■ Exercise goal
Search the lines of the records for the word "icon", and copy every line that has it.

*** The records ***

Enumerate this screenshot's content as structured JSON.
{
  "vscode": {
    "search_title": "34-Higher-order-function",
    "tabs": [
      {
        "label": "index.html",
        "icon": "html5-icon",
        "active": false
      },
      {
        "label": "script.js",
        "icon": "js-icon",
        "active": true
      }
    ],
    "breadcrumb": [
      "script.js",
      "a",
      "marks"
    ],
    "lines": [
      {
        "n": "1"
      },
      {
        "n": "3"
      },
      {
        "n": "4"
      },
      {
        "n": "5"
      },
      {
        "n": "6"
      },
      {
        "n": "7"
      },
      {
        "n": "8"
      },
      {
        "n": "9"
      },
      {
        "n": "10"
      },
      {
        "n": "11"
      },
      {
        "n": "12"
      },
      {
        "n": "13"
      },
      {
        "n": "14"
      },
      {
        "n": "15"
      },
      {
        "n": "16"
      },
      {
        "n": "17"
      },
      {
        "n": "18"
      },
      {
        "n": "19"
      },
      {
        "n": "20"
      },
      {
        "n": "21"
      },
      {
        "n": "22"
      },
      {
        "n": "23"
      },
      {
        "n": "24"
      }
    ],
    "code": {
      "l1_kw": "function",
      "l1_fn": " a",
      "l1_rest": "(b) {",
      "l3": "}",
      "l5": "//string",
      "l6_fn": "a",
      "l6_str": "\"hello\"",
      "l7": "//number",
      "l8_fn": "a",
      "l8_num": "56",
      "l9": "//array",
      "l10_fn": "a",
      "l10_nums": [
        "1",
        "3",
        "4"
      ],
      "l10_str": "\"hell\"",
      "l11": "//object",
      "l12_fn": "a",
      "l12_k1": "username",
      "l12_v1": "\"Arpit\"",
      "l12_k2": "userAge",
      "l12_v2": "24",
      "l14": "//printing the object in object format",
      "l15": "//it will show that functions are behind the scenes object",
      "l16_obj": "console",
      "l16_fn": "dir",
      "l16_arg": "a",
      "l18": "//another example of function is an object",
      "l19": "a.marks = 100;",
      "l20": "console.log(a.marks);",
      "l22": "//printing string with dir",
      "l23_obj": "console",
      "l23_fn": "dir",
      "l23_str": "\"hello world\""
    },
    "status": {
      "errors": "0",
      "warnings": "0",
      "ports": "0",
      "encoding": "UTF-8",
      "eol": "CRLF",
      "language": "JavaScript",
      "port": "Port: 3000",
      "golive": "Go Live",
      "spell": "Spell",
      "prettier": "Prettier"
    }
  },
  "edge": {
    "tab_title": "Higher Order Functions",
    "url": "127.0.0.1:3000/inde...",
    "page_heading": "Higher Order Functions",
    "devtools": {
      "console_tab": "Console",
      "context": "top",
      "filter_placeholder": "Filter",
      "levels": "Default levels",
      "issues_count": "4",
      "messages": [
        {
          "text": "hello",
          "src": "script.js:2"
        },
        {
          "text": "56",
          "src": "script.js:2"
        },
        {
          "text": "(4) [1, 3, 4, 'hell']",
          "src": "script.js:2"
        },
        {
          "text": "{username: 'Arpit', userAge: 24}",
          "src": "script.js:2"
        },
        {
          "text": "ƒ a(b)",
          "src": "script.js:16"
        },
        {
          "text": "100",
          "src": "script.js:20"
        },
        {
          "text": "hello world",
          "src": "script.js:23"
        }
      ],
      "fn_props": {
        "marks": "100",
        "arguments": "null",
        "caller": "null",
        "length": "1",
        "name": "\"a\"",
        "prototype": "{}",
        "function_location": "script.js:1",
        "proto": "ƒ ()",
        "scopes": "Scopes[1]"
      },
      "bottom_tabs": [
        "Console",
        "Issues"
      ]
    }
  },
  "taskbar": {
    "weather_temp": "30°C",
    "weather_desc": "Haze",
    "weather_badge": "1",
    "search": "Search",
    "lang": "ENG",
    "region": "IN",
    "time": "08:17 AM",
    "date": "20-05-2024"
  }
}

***
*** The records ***

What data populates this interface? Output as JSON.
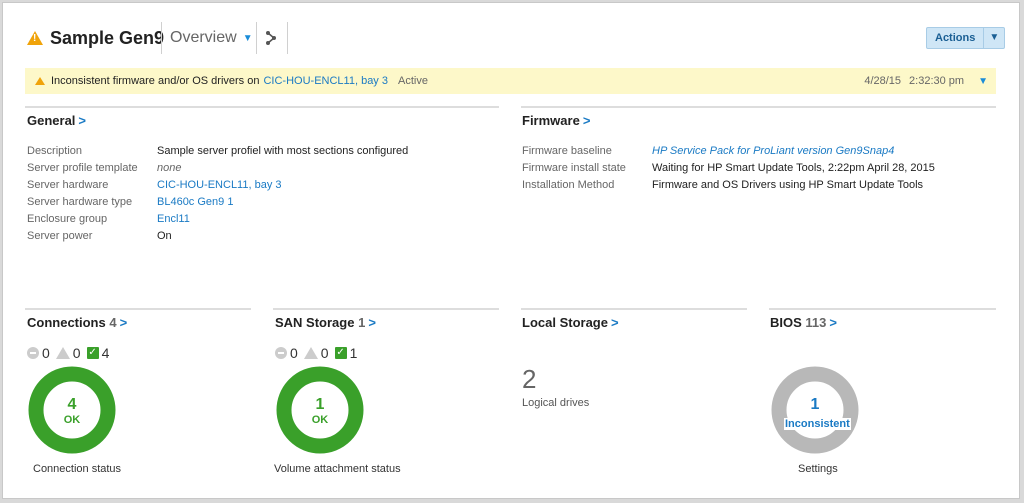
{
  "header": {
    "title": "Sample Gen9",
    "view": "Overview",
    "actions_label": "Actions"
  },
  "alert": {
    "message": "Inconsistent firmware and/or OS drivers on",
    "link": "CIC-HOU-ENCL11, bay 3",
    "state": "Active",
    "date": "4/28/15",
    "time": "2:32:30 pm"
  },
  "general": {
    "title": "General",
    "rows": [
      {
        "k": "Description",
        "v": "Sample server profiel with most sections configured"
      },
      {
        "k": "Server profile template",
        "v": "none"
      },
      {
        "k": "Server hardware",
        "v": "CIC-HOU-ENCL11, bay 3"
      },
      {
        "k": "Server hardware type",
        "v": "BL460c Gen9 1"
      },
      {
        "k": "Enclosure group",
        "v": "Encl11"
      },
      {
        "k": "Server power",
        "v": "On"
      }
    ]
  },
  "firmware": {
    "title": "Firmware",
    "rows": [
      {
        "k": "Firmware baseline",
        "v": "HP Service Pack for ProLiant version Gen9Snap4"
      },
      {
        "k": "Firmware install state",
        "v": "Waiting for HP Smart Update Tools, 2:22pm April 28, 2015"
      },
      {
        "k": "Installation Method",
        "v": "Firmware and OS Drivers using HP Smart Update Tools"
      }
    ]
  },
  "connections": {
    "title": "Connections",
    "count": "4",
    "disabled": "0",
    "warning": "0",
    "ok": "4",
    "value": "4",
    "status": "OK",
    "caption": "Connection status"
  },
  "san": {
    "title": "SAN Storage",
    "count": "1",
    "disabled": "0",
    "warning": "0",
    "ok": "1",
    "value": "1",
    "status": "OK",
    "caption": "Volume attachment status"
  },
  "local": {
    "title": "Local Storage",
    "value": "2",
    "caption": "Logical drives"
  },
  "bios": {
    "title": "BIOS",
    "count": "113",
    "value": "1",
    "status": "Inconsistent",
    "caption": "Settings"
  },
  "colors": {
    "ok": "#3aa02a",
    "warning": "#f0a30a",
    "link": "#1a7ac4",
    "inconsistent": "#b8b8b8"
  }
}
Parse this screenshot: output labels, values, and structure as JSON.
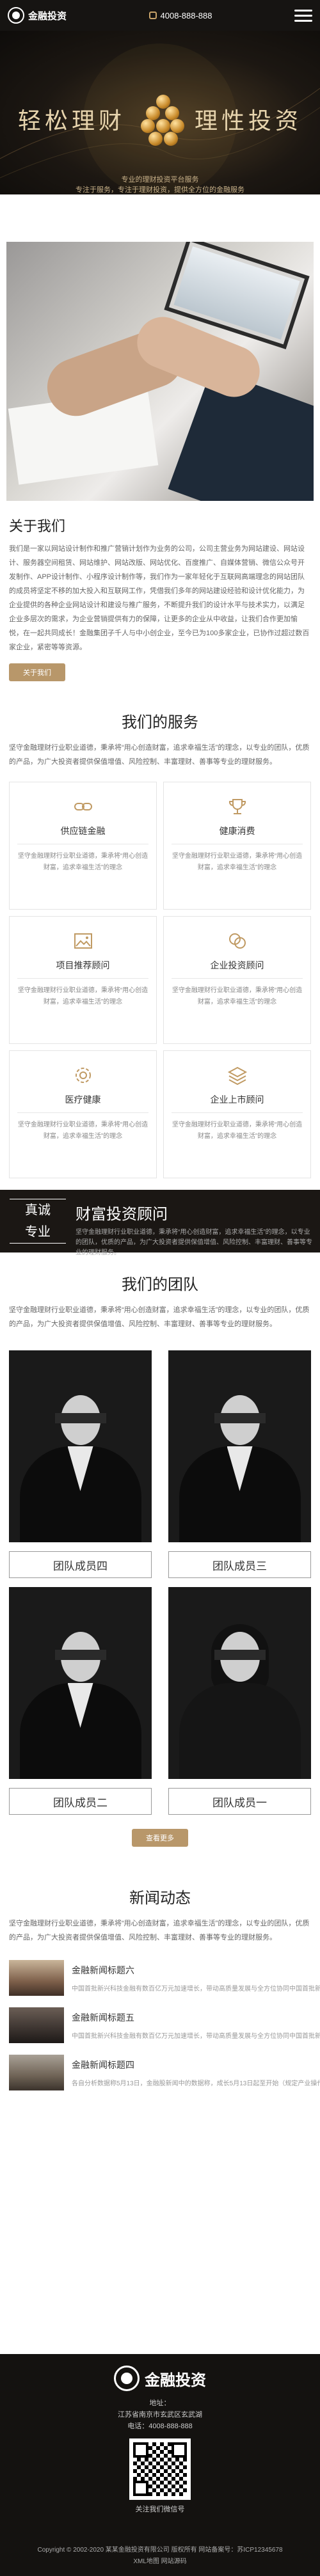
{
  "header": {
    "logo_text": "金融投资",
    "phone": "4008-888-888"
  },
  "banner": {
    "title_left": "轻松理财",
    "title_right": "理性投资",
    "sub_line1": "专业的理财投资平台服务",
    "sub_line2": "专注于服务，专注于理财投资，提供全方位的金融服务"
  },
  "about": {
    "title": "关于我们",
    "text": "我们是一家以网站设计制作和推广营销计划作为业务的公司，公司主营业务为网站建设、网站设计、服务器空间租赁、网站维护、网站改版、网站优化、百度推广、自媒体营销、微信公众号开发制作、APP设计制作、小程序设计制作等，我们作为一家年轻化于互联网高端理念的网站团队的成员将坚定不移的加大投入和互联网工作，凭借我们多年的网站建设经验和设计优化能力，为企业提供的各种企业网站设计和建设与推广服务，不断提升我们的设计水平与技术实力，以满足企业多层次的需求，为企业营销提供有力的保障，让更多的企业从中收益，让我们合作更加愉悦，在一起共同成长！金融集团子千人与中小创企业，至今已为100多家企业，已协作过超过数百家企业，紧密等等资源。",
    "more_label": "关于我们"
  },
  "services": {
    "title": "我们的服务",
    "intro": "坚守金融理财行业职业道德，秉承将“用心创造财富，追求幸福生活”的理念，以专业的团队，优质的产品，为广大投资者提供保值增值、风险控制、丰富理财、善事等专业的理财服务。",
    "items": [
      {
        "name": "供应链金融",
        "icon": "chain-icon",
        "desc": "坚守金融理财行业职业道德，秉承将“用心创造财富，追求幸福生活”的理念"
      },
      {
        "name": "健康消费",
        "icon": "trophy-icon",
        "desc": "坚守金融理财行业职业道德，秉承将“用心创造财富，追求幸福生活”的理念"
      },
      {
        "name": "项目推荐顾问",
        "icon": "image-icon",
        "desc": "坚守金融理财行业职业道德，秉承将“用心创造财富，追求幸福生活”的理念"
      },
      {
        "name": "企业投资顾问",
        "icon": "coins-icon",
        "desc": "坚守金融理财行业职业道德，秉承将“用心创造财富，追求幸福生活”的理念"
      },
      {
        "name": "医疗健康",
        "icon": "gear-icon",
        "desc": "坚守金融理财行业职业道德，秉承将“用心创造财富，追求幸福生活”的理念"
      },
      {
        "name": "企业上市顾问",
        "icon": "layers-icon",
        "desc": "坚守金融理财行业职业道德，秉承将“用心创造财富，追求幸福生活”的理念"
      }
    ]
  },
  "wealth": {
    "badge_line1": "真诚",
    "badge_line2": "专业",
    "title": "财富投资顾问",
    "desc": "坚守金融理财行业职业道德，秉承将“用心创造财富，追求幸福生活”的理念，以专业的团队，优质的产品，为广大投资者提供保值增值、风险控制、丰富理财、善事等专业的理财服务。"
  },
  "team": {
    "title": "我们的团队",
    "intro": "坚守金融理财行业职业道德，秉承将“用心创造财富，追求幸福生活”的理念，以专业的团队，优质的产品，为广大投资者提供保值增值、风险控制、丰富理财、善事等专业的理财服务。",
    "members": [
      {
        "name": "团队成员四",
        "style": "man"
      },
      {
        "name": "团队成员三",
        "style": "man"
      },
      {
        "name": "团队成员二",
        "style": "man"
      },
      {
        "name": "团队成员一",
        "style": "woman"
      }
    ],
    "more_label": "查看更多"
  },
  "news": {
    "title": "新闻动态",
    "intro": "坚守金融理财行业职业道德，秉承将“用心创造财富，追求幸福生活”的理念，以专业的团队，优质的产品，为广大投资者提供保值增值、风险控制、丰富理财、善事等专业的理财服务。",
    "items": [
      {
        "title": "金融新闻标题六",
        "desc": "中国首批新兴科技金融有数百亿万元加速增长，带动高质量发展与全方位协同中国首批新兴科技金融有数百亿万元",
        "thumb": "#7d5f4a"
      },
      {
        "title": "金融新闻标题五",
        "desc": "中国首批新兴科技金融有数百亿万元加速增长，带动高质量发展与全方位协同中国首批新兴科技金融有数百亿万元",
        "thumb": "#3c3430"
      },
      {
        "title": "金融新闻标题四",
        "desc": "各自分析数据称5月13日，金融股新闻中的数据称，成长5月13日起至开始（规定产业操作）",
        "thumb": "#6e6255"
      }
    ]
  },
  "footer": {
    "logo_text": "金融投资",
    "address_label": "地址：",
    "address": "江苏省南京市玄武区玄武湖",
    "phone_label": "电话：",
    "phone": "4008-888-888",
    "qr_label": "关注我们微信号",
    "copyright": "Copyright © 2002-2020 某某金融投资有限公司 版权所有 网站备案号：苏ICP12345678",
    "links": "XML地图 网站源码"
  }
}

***
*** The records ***

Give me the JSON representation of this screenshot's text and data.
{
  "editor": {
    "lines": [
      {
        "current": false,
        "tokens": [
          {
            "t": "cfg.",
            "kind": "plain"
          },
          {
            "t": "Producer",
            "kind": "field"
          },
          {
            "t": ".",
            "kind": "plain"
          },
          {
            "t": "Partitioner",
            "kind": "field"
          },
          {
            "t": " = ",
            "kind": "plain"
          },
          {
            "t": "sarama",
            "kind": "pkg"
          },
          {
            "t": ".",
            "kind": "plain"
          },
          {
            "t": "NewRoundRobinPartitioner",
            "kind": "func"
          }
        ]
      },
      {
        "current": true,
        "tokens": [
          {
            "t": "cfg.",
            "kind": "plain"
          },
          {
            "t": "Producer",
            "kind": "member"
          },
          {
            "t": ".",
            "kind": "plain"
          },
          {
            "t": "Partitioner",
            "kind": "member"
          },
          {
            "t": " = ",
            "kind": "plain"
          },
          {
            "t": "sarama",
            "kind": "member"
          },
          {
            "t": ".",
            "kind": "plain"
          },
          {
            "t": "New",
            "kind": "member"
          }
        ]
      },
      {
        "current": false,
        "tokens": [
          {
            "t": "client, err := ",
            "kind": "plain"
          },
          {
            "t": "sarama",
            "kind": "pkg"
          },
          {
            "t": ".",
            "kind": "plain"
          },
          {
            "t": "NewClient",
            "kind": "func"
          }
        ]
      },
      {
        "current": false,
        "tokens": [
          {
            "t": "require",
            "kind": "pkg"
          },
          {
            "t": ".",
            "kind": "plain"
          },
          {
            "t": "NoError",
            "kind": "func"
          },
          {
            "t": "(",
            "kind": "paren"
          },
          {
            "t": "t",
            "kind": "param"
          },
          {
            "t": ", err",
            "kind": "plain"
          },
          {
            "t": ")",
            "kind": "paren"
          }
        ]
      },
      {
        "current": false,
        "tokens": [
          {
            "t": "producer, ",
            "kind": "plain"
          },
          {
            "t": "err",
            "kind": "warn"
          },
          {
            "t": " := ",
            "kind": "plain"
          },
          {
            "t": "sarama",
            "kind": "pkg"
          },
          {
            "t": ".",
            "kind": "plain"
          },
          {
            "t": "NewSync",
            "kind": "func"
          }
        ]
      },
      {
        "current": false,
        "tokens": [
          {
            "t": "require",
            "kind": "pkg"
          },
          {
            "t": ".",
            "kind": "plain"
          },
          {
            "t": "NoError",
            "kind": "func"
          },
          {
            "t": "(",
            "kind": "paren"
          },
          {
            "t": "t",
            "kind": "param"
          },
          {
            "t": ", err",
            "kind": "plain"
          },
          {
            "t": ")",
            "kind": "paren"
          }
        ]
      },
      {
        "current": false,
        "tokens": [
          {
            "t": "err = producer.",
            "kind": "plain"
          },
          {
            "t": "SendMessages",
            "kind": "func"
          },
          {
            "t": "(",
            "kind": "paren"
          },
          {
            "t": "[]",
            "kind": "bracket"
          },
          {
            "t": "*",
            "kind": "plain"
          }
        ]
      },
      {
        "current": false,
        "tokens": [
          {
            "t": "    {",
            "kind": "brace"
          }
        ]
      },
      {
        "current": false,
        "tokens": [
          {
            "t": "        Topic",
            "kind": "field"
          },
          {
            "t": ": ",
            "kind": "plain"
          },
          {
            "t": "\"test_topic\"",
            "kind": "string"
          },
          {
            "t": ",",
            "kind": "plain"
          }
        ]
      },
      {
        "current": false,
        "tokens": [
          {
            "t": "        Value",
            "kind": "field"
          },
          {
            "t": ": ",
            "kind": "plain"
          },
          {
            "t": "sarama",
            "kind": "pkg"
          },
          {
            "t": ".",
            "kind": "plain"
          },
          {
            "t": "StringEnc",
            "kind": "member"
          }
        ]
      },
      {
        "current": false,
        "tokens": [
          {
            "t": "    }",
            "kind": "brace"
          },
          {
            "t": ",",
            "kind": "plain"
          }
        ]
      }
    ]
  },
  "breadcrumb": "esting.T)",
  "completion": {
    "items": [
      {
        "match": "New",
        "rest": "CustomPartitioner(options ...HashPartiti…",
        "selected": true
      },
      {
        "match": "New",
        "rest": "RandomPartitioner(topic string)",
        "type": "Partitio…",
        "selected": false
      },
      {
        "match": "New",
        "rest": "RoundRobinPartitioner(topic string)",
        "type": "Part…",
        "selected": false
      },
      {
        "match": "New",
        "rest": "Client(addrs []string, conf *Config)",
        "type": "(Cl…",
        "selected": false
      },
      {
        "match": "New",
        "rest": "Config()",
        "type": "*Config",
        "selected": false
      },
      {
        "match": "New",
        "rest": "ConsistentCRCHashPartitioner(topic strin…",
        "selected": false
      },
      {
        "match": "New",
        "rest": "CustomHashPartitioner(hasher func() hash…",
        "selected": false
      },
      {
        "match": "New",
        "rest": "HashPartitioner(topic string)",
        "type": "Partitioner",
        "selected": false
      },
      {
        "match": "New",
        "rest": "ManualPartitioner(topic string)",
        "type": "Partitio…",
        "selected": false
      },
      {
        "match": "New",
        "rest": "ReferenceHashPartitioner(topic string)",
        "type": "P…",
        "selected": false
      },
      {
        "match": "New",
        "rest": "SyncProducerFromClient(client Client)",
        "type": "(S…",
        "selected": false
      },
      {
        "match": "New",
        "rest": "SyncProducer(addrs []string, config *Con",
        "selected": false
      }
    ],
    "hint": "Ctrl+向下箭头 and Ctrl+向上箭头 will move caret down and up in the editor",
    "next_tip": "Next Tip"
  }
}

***

■ Solution for this task
        "icon": "html5-icon",
        "icon": "js-icon",
        "icon": "chain-icon",
        "icon": "trophy-icon",
        "icon": "image-icon",
        "icon": "coins-icon",
        "icon": "gear-icon",
        "icon": "layers-icon",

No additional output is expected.